LSAT scores play a crucial role in whether or not applicants get into their chosen law school programs. Even if you submit an impressive resume, personal statement, and letter of recommendation, a subpar LSAT score can lower your chances for acceptance. Wondering what constitutes a good LSAT score? The answer differs for each test taker and depends on factors like:
- Your chosen law school's admission requirements
- Which percentile ranking helps you stand out among other test takers
- How well you expect to perform on each LSAT section
Law School Requirements
Scaled LSAT scores range from 120 to 180, with most students earning results in the 150s. Different law schools have different standards in terms of what LSAT scores they're willing to accept. Depending on where your chosen institution ranks among the top law schools in the United States, you may want to strive for an LSAT score in one of the following ranges:
- 160–170 and above: Common LSAT score range for Tier 1 law schools
- 156–160: Meets general LSAT score requirements for several Tier 2 institutions
- 151–155: Acceptable LSAT results for Tier 3 and Tier 4 schools
Do Law Schools Have Cutoff Scores?
While aiming for an LSAT score within your chosen law school's typical acceptable range is a good idea, try to give yourself a little wiggle room when setting your goal. The LSAC discourages law schools from having cutoff scores that disqualify anyone who tests below a certain point value. So, even if you miss your target score by a few points, you still have a chance of getting into the institution of your dreams.
Choosing a target score within a certain LSAT percentile is another excellent idea. Percentile rankings allow your selected law schools to see how well you tested compared to other applicants. Achieving an above-average percentile ranking can improve your chances of getting into a particular law school program.
The following table depicts LSAT score percentiles for the 2014–2017 testing years:
LSAT Scores & Percentiles
|Reported Score||Percentile||Reported Score||Percentile|
As you can see, each scaled LSAT score fits within a certain percentile. For example, those who got a 153 are in the 55th percentile, meaning they scored higher than 55% of the other test takers.
Most people aim for a score of 157 so they can reach the 70th percentile and make a good impression on their chosen law school's admission board. However, if you're hoping to attend one of the top institutions in the country, reaching the 90th percentile with a 165 or higher might be a better way to stand out from the other applicants.
Scored LSAT Sections
Examining your academic strengths can help you determine the most realistic LSAT score to aim for. Only three of the four LSAT sections receive a score, namely:
Exams also have an unscored written component that law schools review along with your test scores and application. An impressive LSAT essay can sometimes compensate for scores that fall slightly below your chosen institution's usual acceptance range. Those with strong writing skills may aim for a score between 155 and 160 and then write an essay that boosts their chances of getting into their desired school.

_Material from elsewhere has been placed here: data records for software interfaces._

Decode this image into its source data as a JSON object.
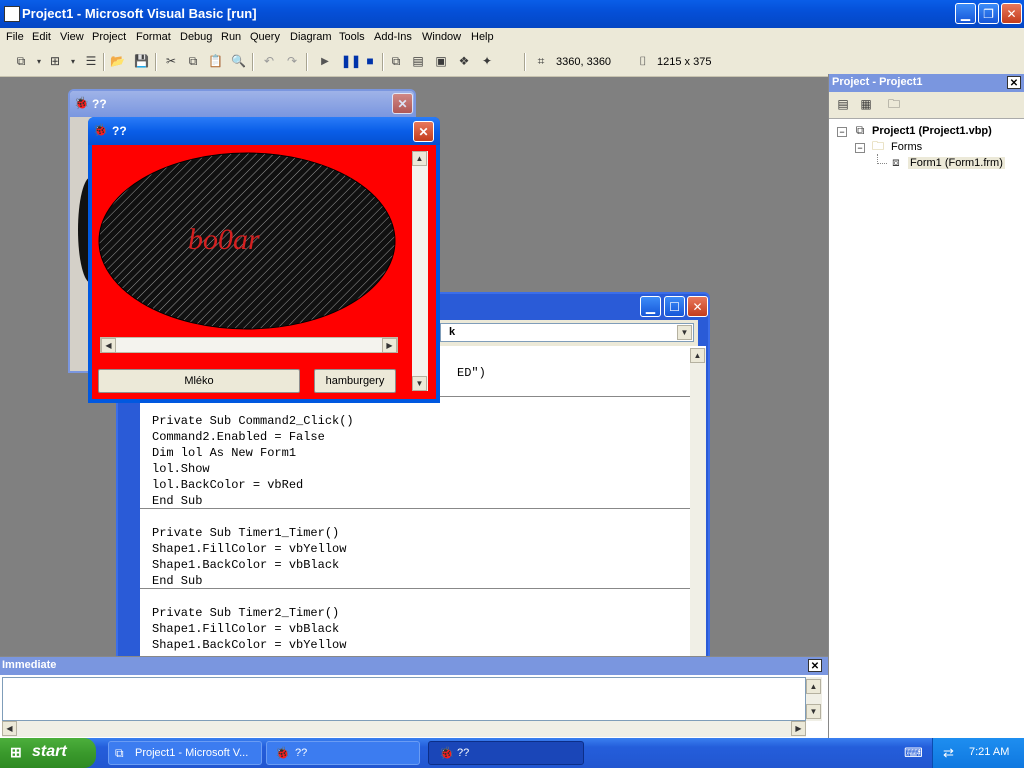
{
  "window": {
    "title": "Project1 - Microsoft Visual Basic [run]"
  },
  "menu": {
    "items": [
      "File",
      "Edit",
      "View",
      "Project",
      "Format",
      "Debug",
      "Run",
      "Query",
      "Diagram",
      "Tools",
      "Add-Ins",
      "Window",
      "Help"
    ]
  },
  "toolbar": {
    "position_readout": "3360, 3360",
    "size_readout": "1215 x 375"
  },
  "project_panel": {
    "title": "Project - Project1",
    "root": "Project1 (Project1.vbp)",
    "folder": "Forms",
    "form": "Form1 (Form1.frm)"
  },
  "back_form": {
    "title": "??"
  },
  "front_form": {
    "title": "??",
    "ellipse_text": "bo0ar",
    "button1": "Mléko",
    "button2": "hamburgery"
  },
  "code_window": {
    "procedure_fragment": "k",
    "partial_line": "ED\")",
    "lines": [
      "Private Sub Command2_Click()",
      "Command2.Enabled = False",
      "Dim lol As New Form1",
      "lol.Show",
      "lol.BackColor = vbRed",
      "End Sub",
      "",
      "Private Sub Timer1_Timer()",
      "Shape1.FillColor = vbYellow",
      "Shape1.BackColor = vbBlack",
      "End Sub",
      "",
      "Private Sub Timer2_Timer()",
      "Shape1.FillColor = vbBlack",
      "Shape1.BackColor = vbYellow"
    ]
  },
  "immediate": {
    "title": "Immediate"
  },
  "taskbar": {
    "start": "start",
    "tasks": [
      "Project1 - Microsoft V...",
      "??",
      "??"
    ],
    "clock": "7:21 AM"
  },
  "colors": {
    "xp_blue": "#0a5ee8",
    "form_red": "#ff0000",
    "panel_title": "#7a96df",
    "start_green": "#3a9a2c"
  }
}
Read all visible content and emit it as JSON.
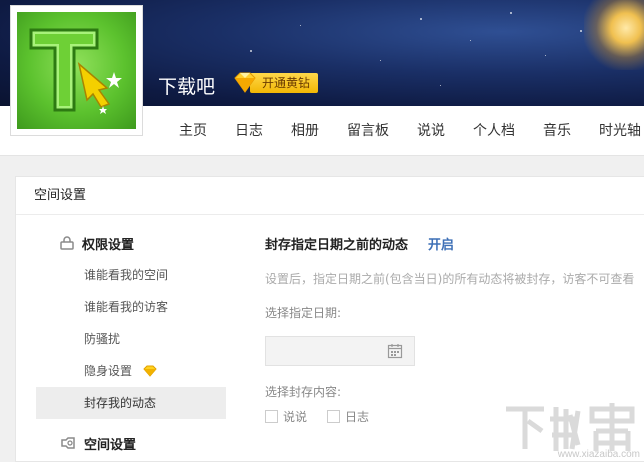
{
  "header": {
    "site_name": "下载吧",
    "vip_label": "开通黄钻"
  },
  "nav": {
    "items": [
      "主页",
      "日志",
      "相册",
      "留言板",
      "说说",
      "个人档",
      "音乐",
      "时光轴"
    ]
  },
  "card": {
    "title": "空间设置"
  },
  "sidebar": {
    "group_permissions": "权限设置",
    "links": [
      "谁能看我的空间",
      "谁能看我的访客",
      "防骚扰",
      "隐身设置",
      "封存我的动态"
    ],
    "active_index": 4,
    "group_space": "空间设置"
  },
  "content": {
    "title": "封存指定日期之前的动态",
    "enable": "开启",
    "description": "设置后，指定日期之前(包含当日)的所有动态将被封存，访客不可查看",
    "date_label": "选择指定日期:",
    "date_value": "",
    "content_label": "选择封存内容:",
    "options": [
      "说说",
      "日志"
    ]
  },
  "watermark": {
    "logo_text": "下载吧",
    "url": "www.xiazaiba.com"
  },
  "colors": {
    "link_blue": "#3d6fb6",
    "vip_gold": "#f2b705",
    "avatar_green": "#5cc22e"
  }
}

On the other hand, those who think the writing portion may be the most difficult part of the LSAT might want to choose a target score between 165 and 170. From there, test takers can dedicate more time to practicing logic games, reviewing sample reading prompts, and completing mock tests that help them earn high marks on the scored parts of the exam.
Achieving Your Target LSAT Score
Whether you're aiming for a school-specific score or simply want to earn high marks that can appeal to several institutions, you can use the tips in this article to pick a target LSAT score that works for your skillset and meets your chosen law school's expectations. Then use Grad Prep's resources to develop a study schedule and complete the right number of practice tests to accomplish your score goal.